*RECORDED INFORMATION:*
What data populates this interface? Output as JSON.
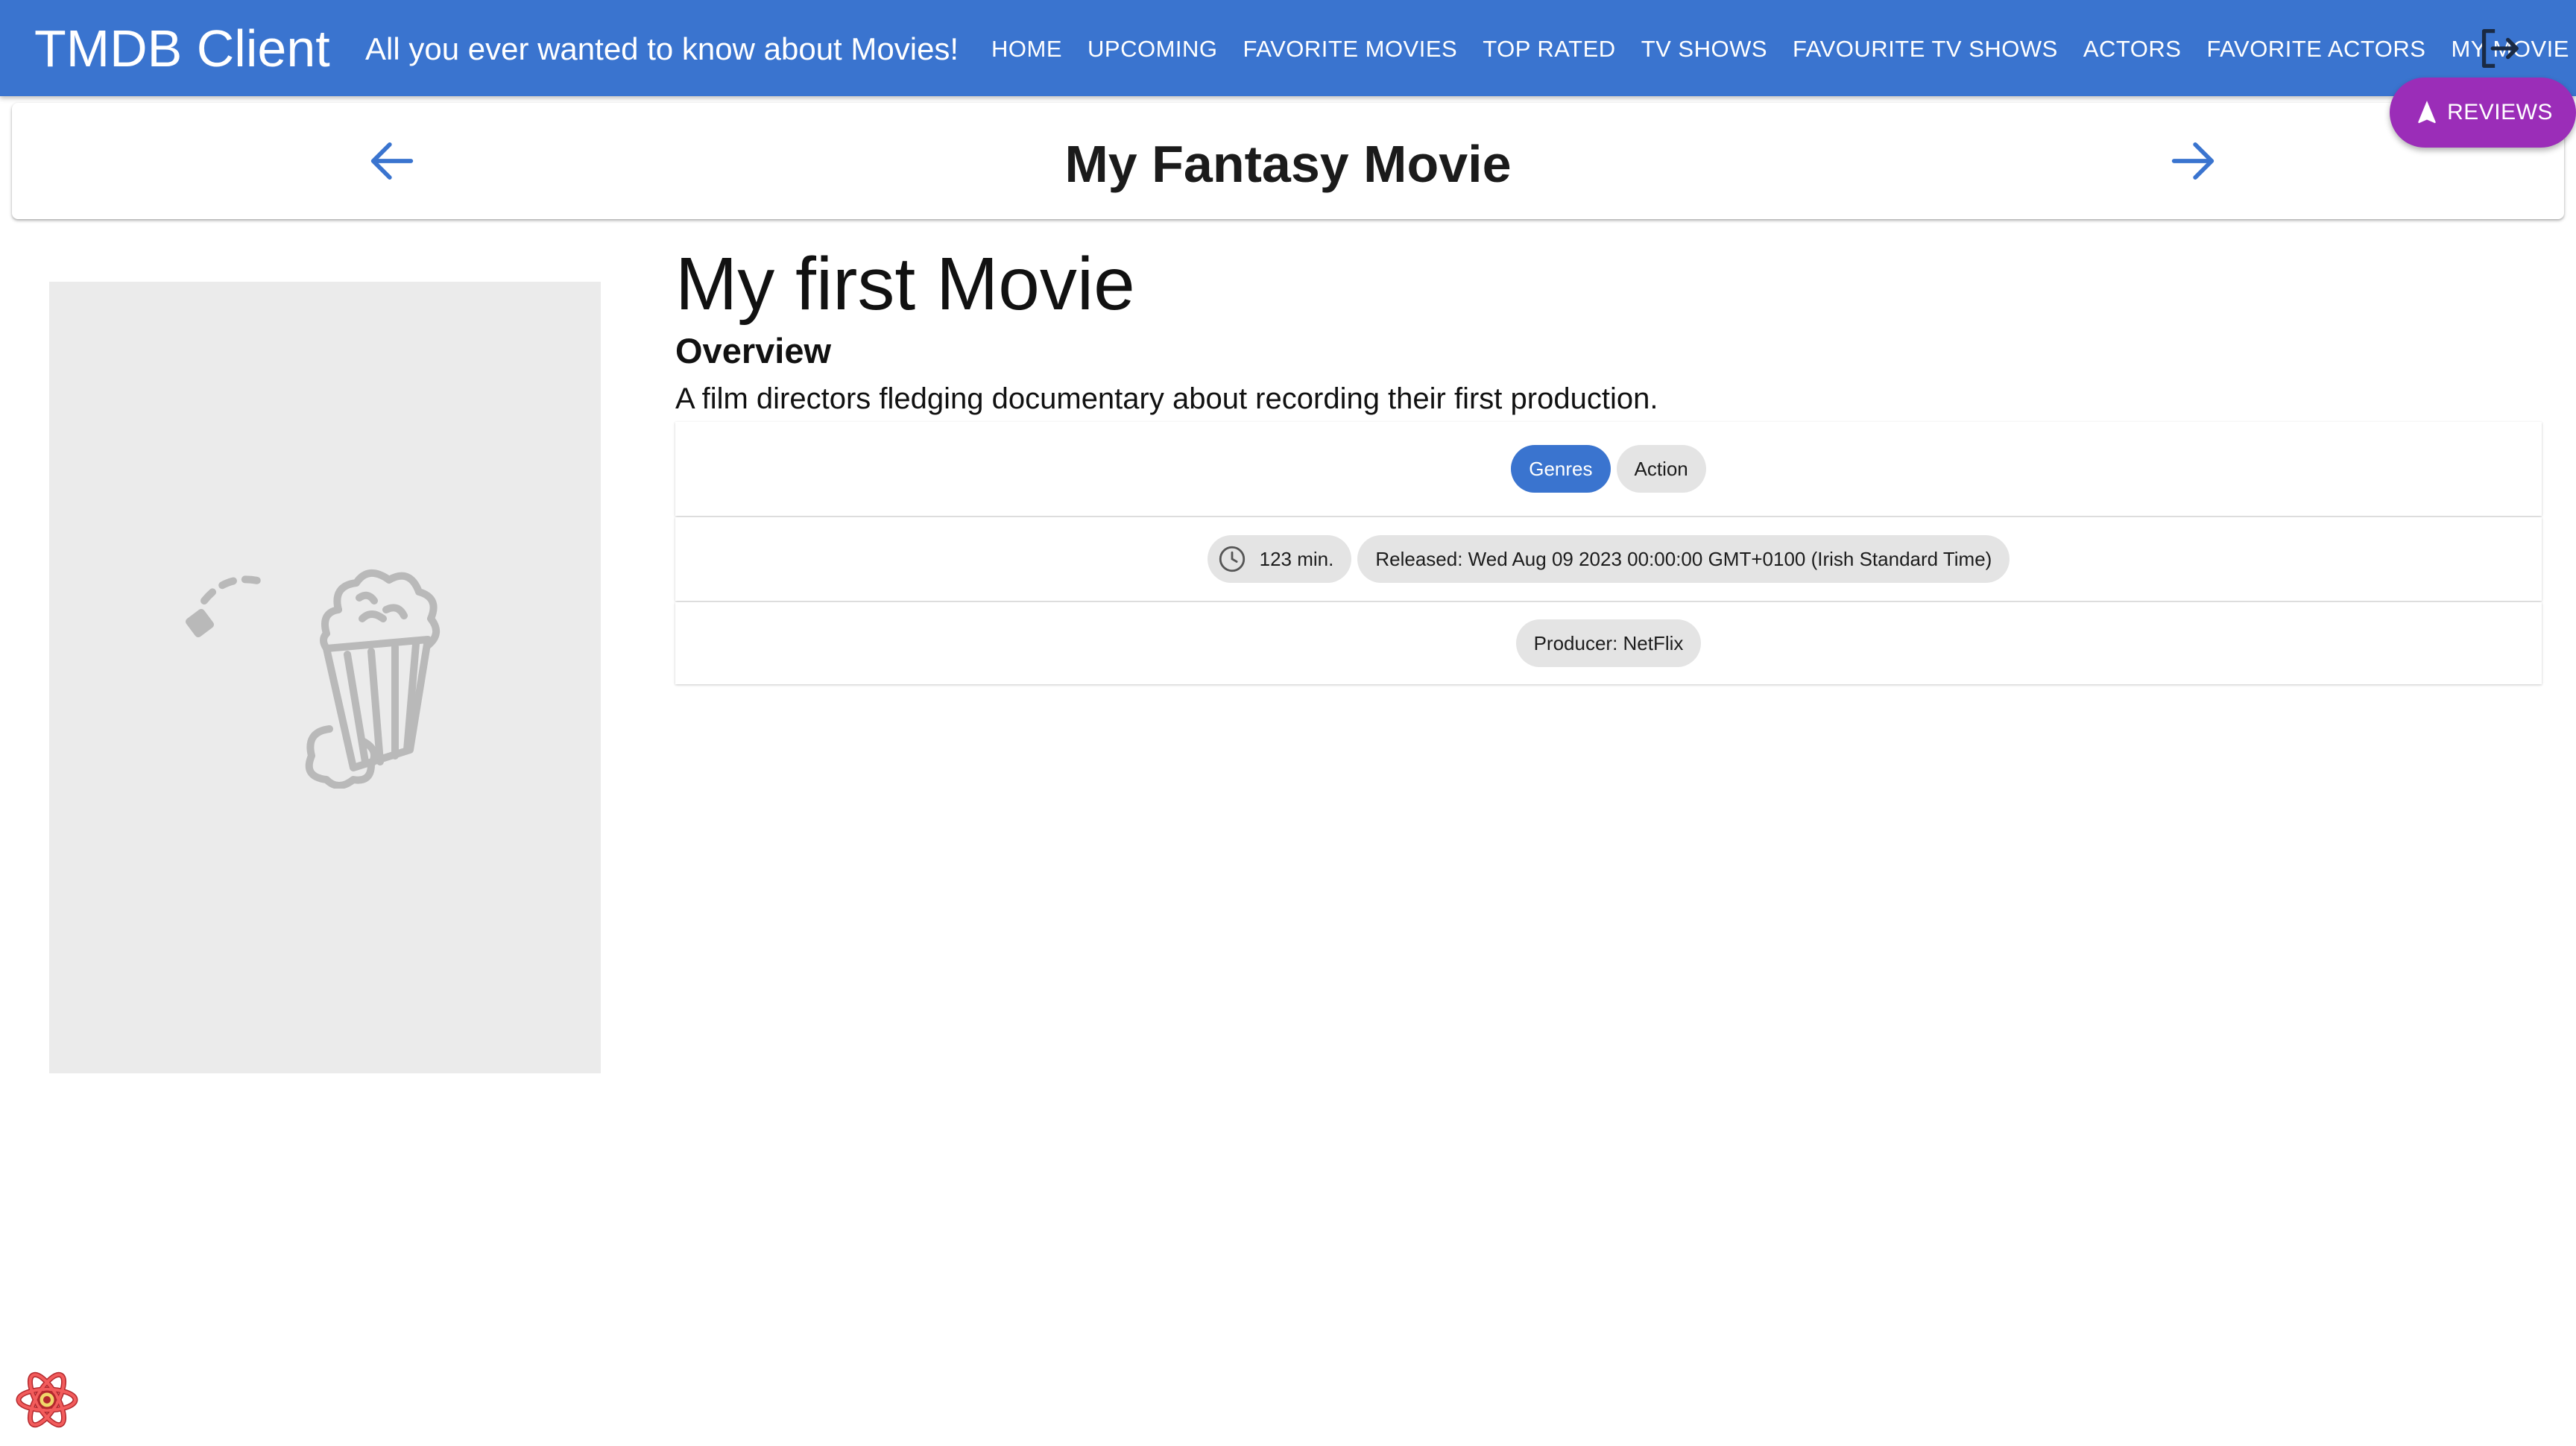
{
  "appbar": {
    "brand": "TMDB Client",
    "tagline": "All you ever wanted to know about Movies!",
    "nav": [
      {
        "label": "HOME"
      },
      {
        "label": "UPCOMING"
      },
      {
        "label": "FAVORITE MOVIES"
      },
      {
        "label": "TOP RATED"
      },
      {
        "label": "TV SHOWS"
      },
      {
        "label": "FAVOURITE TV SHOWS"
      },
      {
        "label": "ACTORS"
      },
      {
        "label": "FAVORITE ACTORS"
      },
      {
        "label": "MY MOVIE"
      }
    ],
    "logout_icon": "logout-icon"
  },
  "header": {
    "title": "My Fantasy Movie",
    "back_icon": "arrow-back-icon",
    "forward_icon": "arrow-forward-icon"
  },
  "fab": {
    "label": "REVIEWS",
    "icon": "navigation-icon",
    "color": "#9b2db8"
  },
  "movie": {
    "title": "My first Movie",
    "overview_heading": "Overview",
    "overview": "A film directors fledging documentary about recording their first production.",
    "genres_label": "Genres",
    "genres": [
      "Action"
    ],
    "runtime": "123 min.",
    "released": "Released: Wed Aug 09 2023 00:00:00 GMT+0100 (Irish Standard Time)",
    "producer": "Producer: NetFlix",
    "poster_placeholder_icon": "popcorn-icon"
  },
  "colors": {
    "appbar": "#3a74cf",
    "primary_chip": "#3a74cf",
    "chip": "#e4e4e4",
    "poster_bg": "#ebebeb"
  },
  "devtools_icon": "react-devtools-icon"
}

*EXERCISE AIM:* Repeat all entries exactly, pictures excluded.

*OUTPUT:*
What data populates this interface? Output as JSON.
{
  "appbar": {
    "brand": "TMDB Client",
    "tagline": "All you ever wanted to know about Movies!",
    "nav": [
      {
        "label": "HOME"
      },
      {
        "label": "UPCOMING"
      },
      {
        "label": "FAVORITE MOVIES"
      },
      {
        "label": "TOP RATED"
      },
      {
        "label": "TV SHOWS"
      },
      {
        "label": "FAVOURITE TV SHOWS"
      },
      {
        "label": "ACTORS"
      },
      {
        "label": "FAVORITE ACTORS"
      },
      {
        "label": "MY MOVIE"
      }
    ],
    "logout_icon": "logout-icon"
  },
  "header": {
    "title": "My Fantasy Movie",
    "back_icon": "arrow-back-icon",
    "forward_icon": "arrow-forward-icon"
  },
  "fab": {
    "label": "REVIEWS",
    "icon": "navigation-icon",
    "color": "#9b2db8"
  },
  "movie": {
    "title": "My first Movie",
    "overview_heading": "Overview",
    "overview": "A film directors fledging documentary about recording their first production.",
    "genres_label": "Genres",
    "genres": [
      "Action"
    ],
    "runtime": "123 min.",
    "released": "Released: Wed Aug 09 2023 00:00:00 GMT+0100 (Irish Standard Time)",
    "producer": "Producer: NetFlix",
    "poster_placeholder_icon": "popcorn-icon"
  },
  "colors": {
    "appbar": "#3a74cf",
    "primary_chip": "#3a74cf",
    "chip": "#e4e4e4",
    "poster_bg": "#ebebeb"
  },
  "devtools_icon": "react-devtools-icon"
}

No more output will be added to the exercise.